▶ **Work item**
Look through the entries below for the string "JSON", and copy each line where it is found.

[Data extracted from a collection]
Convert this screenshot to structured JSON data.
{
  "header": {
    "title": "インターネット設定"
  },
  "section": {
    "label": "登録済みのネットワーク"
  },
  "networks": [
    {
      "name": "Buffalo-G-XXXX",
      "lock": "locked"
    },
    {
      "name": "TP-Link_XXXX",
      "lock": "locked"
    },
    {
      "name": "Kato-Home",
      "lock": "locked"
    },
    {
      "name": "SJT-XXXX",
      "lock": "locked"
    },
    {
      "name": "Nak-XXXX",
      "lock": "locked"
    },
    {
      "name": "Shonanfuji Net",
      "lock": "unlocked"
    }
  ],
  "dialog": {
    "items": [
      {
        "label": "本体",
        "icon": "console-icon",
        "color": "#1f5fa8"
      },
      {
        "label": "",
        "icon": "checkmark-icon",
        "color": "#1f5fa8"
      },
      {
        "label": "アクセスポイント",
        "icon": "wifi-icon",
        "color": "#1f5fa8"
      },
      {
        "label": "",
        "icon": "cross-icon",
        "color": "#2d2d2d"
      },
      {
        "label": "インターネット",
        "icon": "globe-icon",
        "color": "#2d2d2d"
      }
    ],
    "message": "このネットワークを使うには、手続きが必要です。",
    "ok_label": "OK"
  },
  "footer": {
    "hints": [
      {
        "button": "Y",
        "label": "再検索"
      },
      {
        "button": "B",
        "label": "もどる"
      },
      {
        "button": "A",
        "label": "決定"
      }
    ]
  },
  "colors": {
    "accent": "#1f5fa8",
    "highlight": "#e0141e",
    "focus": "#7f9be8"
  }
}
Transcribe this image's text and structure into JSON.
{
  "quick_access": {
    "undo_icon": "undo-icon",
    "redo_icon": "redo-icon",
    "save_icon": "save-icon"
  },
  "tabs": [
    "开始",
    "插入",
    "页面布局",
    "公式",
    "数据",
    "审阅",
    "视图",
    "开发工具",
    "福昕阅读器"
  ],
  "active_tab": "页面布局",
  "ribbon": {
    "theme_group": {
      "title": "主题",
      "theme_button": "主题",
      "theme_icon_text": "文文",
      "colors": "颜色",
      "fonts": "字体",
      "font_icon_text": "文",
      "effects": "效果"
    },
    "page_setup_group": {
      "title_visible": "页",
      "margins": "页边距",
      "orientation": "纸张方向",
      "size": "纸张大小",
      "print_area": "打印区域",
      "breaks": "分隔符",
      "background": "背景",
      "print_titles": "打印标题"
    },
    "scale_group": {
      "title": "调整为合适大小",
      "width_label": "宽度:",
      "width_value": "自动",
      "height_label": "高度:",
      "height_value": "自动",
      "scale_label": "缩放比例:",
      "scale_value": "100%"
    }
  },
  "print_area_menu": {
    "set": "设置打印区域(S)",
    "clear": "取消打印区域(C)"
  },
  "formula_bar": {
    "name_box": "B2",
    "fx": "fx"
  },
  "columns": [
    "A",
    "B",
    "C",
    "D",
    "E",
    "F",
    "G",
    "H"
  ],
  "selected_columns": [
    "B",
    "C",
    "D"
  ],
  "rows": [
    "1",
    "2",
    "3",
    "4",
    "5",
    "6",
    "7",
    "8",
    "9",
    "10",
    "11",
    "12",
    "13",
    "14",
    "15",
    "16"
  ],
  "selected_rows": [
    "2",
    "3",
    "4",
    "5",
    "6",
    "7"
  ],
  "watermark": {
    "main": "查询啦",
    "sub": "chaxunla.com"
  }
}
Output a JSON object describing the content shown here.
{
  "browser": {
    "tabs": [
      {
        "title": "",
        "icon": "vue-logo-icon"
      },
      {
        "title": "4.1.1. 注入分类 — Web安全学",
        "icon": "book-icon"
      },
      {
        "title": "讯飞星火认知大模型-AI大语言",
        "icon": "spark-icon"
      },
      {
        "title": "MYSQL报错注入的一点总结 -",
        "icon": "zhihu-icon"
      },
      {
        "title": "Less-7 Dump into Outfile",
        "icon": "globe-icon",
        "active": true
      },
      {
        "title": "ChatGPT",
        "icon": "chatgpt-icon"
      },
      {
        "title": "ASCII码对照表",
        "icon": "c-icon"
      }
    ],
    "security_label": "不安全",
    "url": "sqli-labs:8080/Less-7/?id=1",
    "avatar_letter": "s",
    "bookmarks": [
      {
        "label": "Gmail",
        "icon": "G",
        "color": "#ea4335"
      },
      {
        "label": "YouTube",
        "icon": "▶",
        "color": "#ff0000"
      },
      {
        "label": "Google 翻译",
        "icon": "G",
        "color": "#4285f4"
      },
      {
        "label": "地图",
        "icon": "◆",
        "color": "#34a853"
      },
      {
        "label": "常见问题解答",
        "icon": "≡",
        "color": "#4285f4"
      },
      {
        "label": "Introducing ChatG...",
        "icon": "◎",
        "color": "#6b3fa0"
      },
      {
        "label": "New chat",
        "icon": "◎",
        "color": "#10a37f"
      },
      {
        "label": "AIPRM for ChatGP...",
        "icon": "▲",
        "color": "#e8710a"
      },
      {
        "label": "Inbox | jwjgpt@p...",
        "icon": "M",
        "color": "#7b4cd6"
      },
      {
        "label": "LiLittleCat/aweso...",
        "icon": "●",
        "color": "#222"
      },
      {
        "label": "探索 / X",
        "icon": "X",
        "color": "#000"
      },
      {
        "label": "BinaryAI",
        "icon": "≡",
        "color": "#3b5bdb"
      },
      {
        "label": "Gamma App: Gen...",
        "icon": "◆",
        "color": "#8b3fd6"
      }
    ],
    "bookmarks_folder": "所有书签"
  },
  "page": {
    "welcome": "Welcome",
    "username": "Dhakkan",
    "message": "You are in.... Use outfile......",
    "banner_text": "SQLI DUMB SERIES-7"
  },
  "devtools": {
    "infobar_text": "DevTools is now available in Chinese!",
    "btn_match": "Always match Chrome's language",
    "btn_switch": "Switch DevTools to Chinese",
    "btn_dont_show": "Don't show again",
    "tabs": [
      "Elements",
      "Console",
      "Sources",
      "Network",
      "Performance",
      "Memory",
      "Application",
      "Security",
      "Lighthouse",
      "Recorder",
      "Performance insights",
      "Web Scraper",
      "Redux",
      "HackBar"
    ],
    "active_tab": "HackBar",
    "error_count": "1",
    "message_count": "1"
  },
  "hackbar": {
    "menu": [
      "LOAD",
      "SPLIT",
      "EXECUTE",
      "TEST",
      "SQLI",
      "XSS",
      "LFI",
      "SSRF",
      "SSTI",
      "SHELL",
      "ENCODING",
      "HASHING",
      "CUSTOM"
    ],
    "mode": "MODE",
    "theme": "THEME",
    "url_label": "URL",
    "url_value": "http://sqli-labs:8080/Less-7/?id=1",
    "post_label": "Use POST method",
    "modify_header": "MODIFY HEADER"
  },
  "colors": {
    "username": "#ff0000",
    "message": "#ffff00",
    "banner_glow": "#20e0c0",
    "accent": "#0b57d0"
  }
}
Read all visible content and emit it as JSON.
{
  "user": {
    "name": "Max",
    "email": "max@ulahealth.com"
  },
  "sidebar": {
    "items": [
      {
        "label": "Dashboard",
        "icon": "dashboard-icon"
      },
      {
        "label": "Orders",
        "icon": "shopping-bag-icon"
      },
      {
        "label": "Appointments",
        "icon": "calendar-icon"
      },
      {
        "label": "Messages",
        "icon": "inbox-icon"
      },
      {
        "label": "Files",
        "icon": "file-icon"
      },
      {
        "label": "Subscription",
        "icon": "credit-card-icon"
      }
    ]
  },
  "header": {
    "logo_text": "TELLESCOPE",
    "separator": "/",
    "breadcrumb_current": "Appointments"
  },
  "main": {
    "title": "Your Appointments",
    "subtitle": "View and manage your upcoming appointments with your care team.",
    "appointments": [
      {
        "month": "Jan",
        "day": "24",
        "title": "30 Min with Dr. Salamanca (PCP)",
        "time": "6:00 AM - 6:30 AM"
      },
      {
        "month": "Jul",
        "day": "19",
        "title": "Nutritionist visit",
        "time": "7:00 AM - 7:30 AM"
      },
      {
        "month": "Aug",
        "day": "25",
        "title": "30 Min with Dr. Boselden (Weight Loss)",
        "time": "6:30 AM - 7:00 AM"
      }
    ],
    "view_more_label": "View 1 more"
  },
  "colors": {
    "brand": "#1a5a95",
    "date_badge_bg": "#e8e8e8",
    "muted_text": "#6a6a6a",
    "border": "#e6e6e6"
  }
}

▶ **Exercise output**
Convert this screenshot to structured JSON data.
Transcribe this image's text and structure into JSON.
Output a JSON object describing the content shown here.
Read all visible content and emit it as JSON.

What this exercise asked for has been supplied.